» Required work:
Please retype the records below exactly as they appear, leaving out every picture.

Data to process below:

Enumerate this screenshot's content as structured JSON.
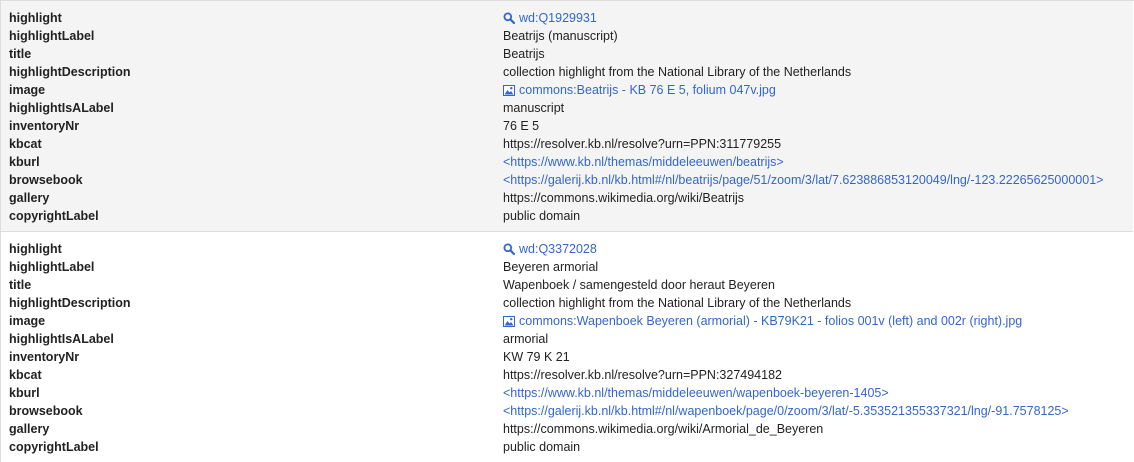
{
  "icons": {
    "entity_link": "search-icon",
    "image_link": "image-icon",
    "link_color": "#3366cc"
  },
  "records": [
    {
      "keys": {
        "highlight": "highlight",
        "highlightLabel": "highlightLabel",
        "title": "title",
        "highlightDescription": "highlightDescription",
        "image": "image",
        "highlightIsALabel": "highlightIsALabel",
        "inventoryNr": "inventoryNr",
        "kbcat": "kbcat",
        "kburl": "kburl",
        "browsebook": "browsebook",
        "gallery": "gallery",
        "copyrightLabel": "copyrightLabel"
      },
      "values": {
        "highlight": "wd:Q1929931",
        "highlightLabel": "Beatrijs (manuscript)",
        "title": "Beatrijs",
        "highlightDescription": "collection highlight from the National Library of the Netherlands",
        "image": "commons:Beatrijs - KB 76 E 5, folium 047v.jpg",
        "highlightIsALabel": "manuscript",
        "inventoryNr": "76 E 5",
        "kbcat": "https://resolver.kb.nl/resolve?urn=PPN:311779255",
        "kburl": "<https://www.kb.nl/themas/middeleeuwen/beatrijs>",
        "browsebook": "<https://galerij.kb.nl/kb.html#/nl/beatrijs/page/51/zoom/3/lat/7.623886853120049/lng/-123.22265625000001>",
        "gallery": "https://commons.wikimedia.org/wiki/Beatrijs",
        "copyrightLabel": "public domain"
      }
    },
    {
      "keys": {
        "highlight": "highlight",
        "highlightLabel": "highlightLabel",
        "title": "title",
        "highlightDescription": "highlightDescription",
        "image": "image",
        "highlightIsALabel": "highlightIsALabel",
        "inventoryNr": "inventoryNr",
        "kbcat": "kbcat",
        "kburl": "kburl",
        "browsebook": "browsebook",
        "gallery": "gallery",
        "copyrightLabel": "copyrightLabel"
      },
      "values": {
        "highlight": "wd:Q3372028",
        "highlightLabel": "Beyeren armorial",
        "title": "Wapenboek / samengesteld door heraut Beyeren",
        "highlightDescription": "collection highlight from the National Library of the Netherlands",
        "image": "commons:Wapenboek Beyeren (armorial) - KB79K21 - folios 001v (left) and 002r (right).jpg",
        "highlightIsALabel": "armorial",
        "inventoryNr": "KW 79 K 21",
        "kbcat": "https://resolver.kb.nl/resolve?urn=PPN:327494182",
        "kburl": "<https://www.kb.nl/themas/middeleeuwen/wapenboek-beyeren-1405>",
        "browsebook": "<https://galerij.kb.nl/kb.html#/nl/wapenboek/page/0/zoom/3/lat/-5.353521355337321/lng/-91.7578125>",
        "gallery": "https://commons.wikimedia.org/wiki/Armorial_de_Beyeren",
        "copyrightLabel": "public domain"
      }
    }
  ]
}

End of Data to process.

» The completed task:
Enumerate this screenshot's content as structured JSON.
{
  "icons": {
    "entity_link": "search-icon",
    "image_link": "image-icon",
    "link_color": "#3366cc"
  },
  "records": [
    {
      "keys": {
        "highlight": "highlight",
        "highlightLabel": "highlightLabel",
        "title": "title",
        "highlightDescription": "highlightDescription",
        "image": "image",
        "highlightIsALabel": "highlightIsALabel",
        "inventoryNr": "inventoryNr",
        "kbcat": "kbcat",
        "kburl": "kburl",
        "browsebook": "browsebook",
        "gallery": "gallery",
        "copyrightLabel": "copyrightLabel"
      },
      "values": {
        "highlight": "wd:Q1929931",
        "highlightLabel": "Beatrijs (manuscript)",
        "title": "Beatrijs",
        "highlightDescription": "collection highlight from the National Library of the Netherlands",
        "image": "commons:Beatrijs - KB 76 E 5, folium 047v.jpg",
        "highlightIsALabel": "manuscript",
        "inventoryNr": "76 E 5",
        "kbcat": "https://resolver.kb.nl/resolve?urn=PPN:311779255",
        "kburl": "<https://www.kb.nl/themas/middeleeuwen/beatrijs>",
        "browsebook": "<https://galerij.kb.nl/kb.html#/nl/beatrijs/page/51/zoom/3/lat/7.623886853120049/lng/-123.22265625000001>",
        "gallery": "https://commons.wikimedia.org/wiki/Beatrijs",
        "copyrightLabel": "public domain"
      }
    },
    {
      "keys": {
        "highlight": "highlight",
        "highlightLabel": "highlightLabel",
        "title": "title",
        "highlightDescription": "highlightDescription",
        "image": "image",
        "highlightIsALabel": "highlightIsALabel",
        "inventoryNr": "inventoryNr",
        "kbcat": "kbcat",
        "kburl": "kburl",
        "browsebook": "browsebook",
        "gallery": "gallery",
        "copyrightLabel": "copyrightLabel"
      },
      "values": {
        "highlight": "wd:Q3372028",
        "highlightLabel": "Beyeren armorial",
        "title": "Wapenboek / samengesteld door heraut Beyeren",
        "highlightDescription": "collection highlight from the National Library of the Netherlands",
        "image": "commons:Wapenboek Beyeren (armorial) - KB79K21 - folios 001v (left) and 002r (right).jpg",
        "highlightIsALabel": "armorial",
        "inventoryNr": "KW 79 K 21",
        "kbcat": "https://resolver.kb.nl/resolve?urn=PPN:327494182",
        "kburl": "<https://www.kb.nl/themas/middeleeuwen/wapenboek-beyeren-1405>",
        "browsebook": "<https://galerij.kb.nl/kb.html#/nl/wapenboek/page/0/zoom/3/lat/-5.353521355337321/lng/-91.7578125>",
        "gallery": "https://commons.wikimedia.org/wiki/Armorial_de_Beyeren",
        "copyrightLabel": "public domain"
      }
    }
  ]
}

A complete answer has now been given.